→ TASK DATA

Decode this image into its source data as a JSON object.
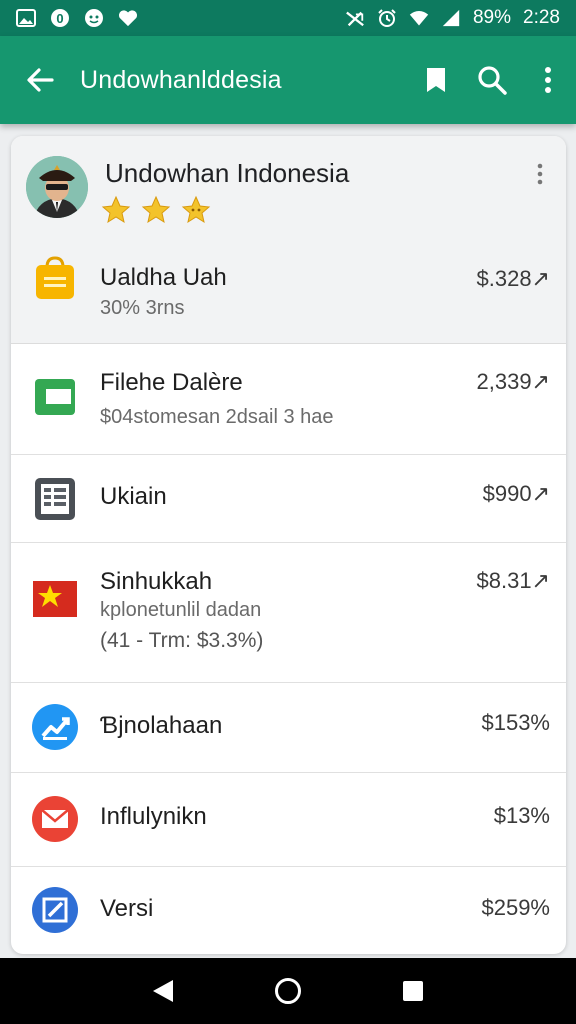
{
  "status_bar": {
    "battery": "89%",
    "time": "2:28",
    "left_icons": [
      "gallery-icon",
      "sync-icon",
      "chat-icon",
      "heart-icon"
    ],
    "right_icons": [
      "no-signal-icon",
      "alarm-icon",
      "wifi-icon",
      "signal-icon"
    ]
  },
  "app_bar": {
    "title": "Undowhanlddesia",
    "actions": [
      "bookmark-icon",
      "search-icon",
      "more-vert-icon"
    ],
    "color": "#16976f"
  },
  "header": {
    "title": "Undowhan Indonesia",
    "rating_stars": 3
  },
  "rows": [
    {
      "title": "Ualdha Uah",
      "subtitle": "30% 3rns",
      "value": "$.328↗",
      "icon": "shopping-bag-icon",
      "icon_color": "#f5b301"
    },
    {
      "title": "Filehe Dalère",
      "subtitle": "$04stomesan 2dsail 3 hae",
      "value": "2,339↗",
      "icon": "green-card-icon",
      "icon_color": "#34a853"
    },
    {
      "title": "Ukiain",
      "value": "$990↗",
      "icon": "ledger-icon",
      "icon_color": "#4a4f55"
    },
    {
      "title": "Sinhukkah",
      "subtitle": "kplonetunlil dadan",
      "subtitle2": "(41 - Trm: $3.3%)",
      "value": "$8.31↗",
      "icon": "star-flag-icon",
      "icon_color": "#d52b1e"
    },
    {
      "title": "Ɓjnolahaan",
      "value": "$153%",
      "icon": "chart-circle-icon",
      "icon_color": "#2196f3"
    },
    {
      "title": "Influlynikn",
      "value": "$13%",
      "icon": "mail-circle-icon",
      "icon_color": "#ea4335"
    },
    {
      "title": "Versi",
      "value": "$259%",
      "icon": "edit-circle-icon",
      "icon_color": "#2f6fd6"
    }
  ]
}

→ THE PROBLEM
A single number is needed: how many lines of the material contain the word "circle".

→ ANSWER SPACE
3